_Task details_
Exactly as written, retype all of the records that come next.

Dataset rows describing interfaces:
..........
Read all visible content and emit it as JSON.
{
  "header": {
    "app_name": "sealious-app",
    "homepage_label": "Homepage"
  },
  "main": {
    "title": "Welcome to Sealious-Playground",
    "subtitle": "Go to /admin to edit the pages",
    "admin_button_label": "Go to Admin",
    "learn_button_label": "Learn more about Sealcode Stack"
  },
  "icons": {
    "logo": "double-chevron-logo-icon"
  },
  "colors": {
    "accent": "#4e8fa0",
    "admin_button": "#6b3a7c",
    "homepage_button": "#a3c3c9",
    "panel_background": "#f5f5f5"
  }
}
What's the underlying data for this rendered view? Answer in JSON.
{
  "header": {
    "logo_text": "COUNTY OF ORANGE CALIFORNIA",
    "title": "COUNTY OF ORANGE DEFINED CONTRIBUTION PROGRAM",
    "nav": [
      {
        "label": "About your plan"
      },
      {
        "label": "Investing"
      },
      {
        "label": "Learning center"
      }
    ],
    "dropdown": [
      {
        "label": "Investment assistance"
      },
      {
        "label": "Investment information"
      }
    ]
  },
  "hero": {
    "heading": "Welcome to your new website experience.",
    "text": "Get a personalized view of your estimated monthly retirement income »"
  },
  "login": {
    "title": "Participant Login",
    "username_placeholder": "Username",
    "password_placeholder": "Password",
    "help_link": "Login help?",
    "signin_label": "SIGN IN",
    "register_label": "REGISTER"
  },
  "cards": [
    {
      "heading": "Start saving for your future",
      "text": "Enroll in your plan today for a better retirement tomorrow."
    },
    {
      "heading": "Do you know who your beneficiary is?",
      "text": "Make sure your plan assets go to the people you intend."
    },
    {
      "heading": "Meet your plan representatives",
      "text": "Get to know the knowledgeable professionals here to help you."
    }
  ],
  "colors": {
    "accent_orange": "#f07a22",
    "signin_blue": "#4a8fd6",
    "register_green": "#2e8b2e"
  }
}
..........
_Response to the exercise_
Read all visible content and emit it as JSON.
{
  "header": {
    "app_name": "sealious-app",
    "homepage_label": "Homepage"
  },
  "main": {
    "title": "Welcome to Sealious-Playground",
    "subtitle": "Go to /admin to edit the pages",
    "admin_button_label": "Go to Admin",
    "learn_button_label": "Learn more about Sealcode Stack"
  },
  "icons": {
    "logo": "double-chevron-logo-icon"
  },
  "colors": {
    "accent": "#4e8fa0",
    "admin_button": "#6b3a7c",
    "homepage_button": "#a3c3c9",
    "panel_background": "#f5f5f5"
  }
}
What's the underlying data for this rendered view? Answer in JSON.
{
  "header": {
    "logo_text": "COUNTY OF ORANGE CALIFORNIA",
    "title": "COUNTY OF ORANGE DEFINED CONTRIBUTION PROGRAM",
    "nav": [
      {
        "label": "About your plan"
      },
      {
        "label": "Investing"
      },
      {
        "label": "Learning center"
      }
    ],
    "dropdown": [
      {
        "label": "Investment assistance"
      },
      {
        "label": "Investment information"
      }
    ]
  },
  "hero": {
    "heading": "Welcome to your new website experience.",
    "text": "Get a personalized view of your estimated monthly retirement income »"
  },
  "login": {
    "title": "Participant Login",
    "username_placeholder": "Username",
    "password_placeholder": "Password",
    "help_link": "Login help?",
    "signin_label": "SIGN IN",
    "register_label": "REGISTER"
  },
  "cards": [
    {
      "heading": "Start saving for your future",
      "text": "Enroll in your plan today for a better retirement tomorrow."
    },
    {
      "heading": "Do you know who your beneficiary is?",
      "text": "Make sure your plan assets go to the people you intend."
    },
    {
      "heading": "Meet your plan representatives",
      "text": "Get to know the knowledgeable professionals here to help you."
    }
  ],
  "colors": {
    "accent_orange": "#f07a22",
    "signin_blue": "#4a8fd6",
    "register_green": "#2e8b2e"
  }
}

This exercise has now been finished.